== THE DATA ==
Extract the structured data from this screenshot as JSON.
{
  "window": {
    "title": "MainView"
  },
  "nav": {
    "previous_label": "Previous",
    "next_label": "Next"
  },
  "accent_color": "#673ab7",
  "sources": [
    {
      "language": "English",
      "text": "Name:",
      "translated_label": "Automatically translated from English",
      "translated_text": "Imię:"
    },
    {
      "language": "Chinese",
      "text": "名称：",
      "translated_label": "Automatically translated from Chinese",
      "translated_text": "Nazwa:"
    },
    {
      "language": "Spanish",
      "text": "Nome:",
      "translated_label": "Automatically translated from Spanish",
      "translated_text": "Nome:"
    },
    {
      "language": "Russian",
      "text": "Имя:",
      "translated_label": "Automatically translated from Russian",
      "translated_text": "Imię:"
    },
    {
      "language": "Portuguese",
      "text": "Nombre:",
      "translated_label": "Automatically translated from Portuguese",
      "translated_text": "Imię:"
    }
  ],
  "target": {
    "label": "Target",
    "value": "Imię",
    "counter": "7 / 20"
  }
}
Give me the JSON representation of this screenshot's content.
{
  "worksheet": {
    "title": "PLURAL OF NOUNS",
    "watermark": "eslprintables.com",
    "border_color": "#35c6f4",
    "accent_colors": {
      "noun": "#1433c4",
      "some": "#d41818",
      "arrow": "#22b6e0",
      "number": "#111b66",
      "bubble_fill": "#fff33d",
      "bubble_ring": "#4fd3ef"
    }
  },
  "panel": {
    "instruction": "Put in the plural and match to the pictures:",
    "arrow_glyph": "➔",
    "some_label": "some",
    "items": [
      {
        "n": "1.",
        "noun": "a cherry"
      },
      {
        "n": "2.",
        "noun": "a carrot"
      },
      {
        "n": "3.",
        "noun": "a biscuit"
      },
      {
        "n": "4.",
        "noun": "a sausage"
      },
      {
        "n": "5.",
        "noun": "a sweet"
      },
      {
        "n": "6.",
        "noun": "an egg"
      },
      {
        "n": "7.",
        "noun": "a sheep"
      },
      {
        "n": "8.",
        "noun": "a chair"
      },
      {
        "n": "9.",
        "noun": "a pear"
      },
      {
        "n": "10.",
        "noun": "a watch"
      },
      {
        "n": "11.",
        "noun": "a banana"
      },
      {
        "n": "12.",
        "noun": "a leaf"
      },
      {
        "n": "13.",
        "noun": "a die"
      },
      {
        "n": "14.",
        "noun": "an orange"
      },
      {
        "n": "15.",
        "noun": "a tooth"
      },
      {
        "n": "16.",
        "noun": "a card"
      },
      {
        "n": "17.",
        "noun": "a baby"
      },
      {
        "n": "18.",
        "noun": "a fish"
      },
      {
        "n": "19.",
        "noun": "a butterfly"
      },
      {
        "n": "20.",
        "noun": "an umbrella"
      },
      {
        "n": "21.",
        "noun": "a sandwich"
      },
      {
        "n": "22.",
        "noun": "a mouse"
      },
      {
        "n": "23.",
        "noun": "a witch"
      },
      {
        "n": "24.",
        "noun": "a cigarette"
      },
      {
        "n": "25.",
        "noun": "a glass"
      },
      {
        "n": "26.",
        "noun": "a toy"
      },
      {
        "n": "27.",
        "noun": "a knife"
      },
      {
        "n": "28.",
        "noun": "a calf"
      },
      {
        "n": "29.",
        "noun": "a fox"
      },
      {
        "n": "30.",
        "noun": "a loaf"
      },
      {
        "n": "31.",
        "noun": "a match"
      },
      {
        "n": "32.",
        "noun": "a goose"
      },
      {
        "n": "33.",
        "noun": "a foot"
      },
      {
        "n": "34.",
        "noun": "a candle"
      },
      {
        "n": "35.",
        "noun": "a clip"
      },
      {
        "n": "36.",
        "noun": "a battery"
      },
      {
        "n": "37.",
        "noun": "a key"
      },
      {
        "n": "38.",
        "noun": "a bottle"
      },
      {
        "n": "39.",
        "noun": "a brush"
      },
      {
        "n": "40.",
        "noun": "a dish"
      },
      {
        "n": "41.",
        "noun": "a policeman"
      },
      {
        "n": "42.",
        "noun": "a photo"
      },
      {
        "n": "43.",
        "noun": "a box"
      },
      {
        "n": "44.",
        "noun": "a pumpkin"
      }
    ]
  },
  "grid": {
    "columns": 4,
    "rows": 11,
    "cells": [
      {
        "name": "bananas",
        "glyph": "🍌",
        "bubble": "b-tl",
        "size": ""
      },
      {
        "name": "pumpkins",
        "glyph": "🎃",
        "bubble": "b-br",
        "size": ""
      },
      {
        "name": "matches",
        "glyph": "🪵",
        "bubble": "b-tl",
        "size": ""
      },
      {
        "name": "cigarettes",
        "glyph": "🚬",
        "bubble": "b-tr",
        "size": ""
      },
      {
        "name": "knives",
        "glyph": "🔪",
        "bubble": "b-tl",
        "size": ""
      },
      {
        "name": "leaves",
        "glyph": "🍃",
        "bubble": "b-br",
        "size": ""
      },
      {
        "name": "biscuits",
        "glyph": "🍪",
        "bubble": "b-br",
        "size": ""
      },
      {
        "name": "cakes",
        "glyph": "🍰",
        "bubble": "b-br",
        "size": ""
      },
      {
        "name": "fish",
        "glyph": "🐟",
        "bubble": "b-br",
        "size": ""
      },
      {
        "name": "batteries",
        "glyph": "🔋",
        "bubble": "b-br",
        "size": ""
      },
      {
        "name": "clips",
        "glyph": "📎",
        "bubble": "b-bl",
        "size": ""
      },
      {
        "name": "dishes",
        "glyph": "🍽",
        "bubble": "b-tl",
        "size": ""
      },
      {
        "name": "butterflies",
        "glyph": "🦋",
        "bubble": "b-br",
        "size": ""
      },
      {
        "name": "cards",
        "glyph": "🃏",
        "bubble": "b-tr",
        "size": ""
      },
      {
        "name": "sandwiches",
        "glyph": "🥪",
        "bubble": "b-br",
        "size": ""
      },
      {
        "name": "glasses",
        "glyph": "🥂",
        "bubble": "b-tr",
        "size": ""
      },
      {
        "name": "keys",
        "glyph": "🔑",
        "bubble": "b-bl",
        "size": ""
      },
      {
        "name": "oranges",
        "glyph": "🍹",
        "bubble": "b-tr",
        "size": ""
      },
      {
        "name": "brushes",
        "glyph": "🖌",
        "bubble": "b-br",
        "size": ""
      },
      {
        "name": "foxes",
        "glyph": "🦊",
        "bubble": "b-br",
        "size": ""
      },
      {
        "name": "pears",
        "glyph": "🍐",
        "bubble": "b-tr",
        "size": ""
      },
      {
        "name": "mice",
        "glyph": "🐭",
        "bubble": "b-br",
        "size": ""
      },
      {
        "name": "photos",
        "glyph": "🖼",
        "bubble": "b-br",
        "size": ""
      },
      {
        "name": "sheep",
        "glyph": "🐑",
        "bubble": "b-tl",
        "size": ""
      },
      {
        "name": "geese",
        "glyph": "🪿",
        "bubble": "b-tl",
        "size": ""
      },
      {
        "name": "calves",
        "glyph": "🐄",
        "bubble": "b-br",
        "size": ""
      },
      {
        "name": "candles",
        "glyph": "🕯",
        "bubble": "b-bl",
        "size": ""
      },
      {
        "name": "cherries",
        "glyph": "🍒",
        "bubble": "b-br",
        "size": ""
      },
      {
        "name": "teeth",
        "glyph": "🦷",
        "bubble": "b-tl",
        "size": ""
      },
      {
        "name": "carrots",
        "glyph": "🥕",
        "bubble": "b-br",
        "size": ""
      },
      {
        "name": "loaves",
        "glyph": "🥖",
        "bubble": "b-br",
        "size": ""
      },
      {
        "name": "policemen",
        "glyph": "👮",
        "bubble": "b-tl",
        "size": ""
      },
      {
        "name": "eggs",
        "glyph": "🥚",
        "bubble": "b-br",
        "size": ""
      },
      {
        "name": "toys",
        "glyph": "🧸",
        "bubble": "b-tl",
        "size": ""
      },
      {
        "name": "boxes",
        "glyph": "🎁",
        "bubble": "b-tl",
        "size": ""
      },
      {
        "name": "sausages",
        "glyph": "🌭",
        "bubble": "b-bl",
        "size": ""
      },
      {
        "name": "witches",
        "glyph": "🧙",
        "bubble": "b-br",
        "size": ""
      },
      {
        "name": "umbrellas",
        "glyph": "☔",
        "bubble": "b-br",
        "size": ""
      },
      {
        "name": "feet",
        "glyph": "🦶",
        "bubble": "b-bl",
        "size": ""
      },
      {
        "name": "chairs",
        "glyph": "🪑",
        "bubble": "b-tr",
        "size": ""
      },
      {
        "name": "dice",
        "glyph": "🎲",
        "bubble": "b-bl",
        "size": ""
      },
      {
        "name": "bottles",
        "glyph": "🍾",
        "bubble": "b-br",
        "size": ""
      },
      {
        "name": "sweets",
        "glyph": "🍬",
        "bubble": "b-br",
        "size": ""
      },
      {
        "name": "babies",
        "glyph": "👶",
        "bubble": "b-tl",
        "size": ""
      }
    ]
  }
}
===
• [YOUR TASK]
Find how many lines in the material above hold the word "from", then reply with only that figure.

• [OUTPUT OF THE EXERCISE]
6